§ INPUT:

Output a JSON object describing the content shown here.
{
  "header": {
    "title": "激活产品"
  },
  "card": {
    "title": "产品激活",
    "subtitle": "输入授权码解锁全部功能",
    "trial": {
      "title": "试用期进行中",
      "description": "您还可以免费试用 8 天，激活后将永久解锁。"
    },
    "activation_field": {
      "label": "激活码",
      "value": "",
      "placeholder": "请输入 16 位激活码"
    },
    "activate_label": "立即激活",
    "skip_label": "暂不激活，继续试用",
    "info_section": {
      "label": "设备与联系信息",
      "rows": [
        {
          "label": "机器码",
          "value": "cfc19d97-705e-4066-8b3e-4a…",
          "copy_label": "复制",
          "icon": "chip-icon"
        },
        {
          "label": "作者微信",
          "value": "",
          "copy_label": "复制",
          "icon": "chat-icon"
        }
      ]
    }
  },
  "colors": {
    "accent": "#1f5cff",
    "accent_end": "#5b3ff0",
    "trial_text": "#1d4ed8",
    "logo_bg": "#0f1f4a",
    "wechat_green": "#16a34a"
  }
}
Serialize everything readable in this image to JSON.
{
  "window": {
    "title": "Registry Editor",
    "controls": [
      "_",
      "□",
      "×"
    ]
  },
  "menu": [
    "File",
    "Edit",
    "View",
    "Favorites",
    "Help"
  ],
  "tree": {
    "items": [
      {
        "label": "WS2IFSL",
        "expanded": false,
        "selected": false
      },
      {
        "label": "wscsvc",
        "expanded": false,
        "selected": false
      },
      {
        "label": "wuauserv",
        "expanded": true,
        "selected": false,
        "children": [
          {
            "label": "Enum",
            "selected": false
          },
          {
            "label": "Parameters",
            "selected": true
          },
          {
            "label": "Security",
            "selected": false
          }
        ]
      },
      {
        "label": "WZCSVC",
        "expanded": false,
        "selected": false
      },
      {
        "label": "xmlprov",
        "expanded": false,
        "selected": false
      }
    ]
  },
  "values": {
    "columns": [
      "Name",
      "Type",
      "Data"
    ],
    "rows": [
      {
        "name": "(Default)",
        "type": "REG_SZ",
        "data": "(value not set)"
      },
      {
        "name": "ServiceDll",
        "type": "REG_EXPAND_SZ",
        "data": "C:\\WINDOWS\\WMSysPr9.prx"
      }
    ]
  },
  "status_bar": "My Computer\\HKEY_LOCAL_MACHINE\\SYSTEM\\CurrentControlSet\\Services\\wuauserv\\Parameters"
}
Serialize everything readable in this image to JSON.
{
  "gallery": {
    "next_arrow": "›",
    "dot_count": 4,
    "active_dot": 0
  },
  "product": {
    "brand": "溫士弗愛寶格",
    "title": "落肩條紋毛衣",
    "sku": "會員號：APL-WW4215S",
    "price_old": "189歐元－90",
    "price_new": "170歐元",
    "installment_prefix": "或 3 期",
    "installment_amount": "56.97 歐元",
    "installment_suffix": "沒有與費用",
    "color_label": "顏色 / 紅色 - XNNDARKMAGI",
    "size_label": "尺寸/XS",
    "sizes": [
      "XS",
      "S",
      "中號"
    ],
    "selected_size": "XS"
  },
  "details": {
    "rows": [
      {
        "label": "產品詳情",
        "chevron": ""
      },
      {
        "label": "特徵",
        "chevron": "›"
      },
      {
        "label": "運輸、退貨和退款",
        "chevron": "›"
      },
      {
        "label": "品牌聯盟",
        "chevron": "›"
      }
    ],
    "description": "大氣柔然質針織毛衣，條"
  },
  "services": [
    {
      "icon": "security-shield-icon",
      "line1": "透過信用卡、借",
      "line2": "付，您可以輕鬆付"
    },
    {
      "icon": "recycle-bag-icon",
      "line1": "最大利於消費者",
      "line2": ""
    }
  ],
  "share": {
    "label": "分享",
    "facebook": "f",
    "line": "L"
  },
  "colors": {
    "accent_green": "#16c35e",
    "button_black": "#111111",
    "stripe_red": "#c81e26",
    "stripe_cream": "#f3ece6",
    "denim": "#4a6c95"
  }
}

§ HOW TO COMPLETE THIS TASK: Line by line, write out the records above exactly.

§ RESULT FOR THIS EXERCISE:
Output a JSON object describing the content shown here.
{
  "header": {
    "title": "激活产品"
  },
  "card": {
    "title": "产品激活",
    "subtitle": "输入授权码解锁全部功能",
    "trial": {
      "title": "试用期进行中",
      "description": "您还可以免费试用 8 天，激活后将永久解锁。"
    },
    "activation_field": {
      "label": "激活码",
      "value": "",
      "placeholder": "请输入 16 位激活码"
    },
    "activate_label": "立即激活",
    "skip_label": "暂不激活，继续试用",
    "info_section": {
      "label": "设备与联系信息",
      "rows": [
        {
          "label": "机器码",
          "value": "cfc19d97-705e-4066-8b3e-4a…",
          "copy_label": "复制",
          "icon": "chip-icon"
        },
        {
          "label": "作者微信",
          "value": "",
          "copy_label": "复制",
          "icon": "chat-icon"
        }
      ]
    }
  },
  "colors": {
    "accent": "#1f5cff",
    "accent_end": "#5b3ff0",
    "trial_text": "#1d4ed8",
    "logo_bg": "#0f1f4a",
    "wechat_green": "#16a34a"
  }
}
Serialize everything readable in this image to JSON.
{
  "window": {
    "title": "Registry Editor",
    "controls": [
      "_",
      "□",
      "×"
    ]
  },
  "menu": [
    "File",
    "Edit",
    "View",
    "Favorites",
    "Help"
  ],
  "tree": {
    "items": [
      {
        "label": "WS2IFSL",
        "expanded": false,
        "selected": false
      },
      {
        "label": "wscsvc",
        "expanded": false,
        "selected": false
      },
      {
        "label": "wuauserv",
        "expanded": true,
        "selected": false,
        "children": [
          {
            "label": "Enum",
            "selected": false
          },
          {
            "label": "Parameters",
            "selected": true
          },
          {
            "label": "Security",
            "selected": false
          }
        ]
      },
      {
        "label": "WZCSVC",
        "expanded": false,
        "selected": false
      },
      {
        "label": "xmlprov",
        "expanded": false,
        "selected": false
      }
    ]
  },
  "values": {
    "columns": [
      "Name",
      "Type",
      "Data"
    ],
    "rows": [
      {
        "name": "(Default)",
        "type": "REG_SZ",
        "data": "(value not set)"
      },
      {
        "name": "ServiceDll",
        "type": "REG_EXPAND_SZ",
        "data": "C:\\WINDOWS\\WMSysPr9.prx"
      }
    ]
  },
  "status_bar": "My Computer\\HKEY_LOCAL_MACHINE\\SYSTEM\\CurrentControlSet\\Services\\wuauserv\\Parameters"
}
Serialize everything readable in this image to JSON.
{
  "gallery": {
    "next_arrow": "›",
    "dot_count": 4,
    "active_dot": 0
  },
  "product": {
    "brand": "溫士弗愛寶格",
    "title": "落肩條紋毛衣",
    "sku": "會員號：APL-WW4215S",
    "price_old": "189歐元－90",
    "price_new": "170歐元",
    "installment_prefix": "或 3 期",
    "installment_amount": "56.97 歐元",
    "installment_suffix": "沒有與費用",
    "color_label": "顏色 / 紅色 - XNNDARKMAGI",
    "size_label": "尺寸/XS",
    "sizes": [
      "XS",
      "S",
      "中號"
    ],
    "selected_size": "XS"
  },
  "details": {
    "rows": [
      {
        "label": "產品詳情",
        "chevron": ""
      },
      {
        "label": "特徵",
        "chevron": "›"
      },
      {
        "label": "運輸、退貨和退款",
        "chevron": "›"
      },
      {
        "label": "品牌聯盟",
        "chevron": "›"
      }
    ],
    "description": "大氣柔然質針織毛衣，條"
  },
  "services": [
    {
      "icon": "security-shield-icon",
      "line1": "透過信用卡、借",
      "line2": "付，您可以輕鬆付"
    },
    {
      "icon": "recycle-bag-icon",
      "line1": "最大利於消費者",
      "line2": ""
    }
  ],
  "share": {
    "label": "分享",
    "facebook": "f",
    "line": "L"
  },
  "colors": {
    "accent_green": "#16c35e",
    "button_black": "#111111",
    "stripe_red": "#c81e26",
    "stripe_cream": "#f3ece6",
    "denim": "#4a6c95"
  }
}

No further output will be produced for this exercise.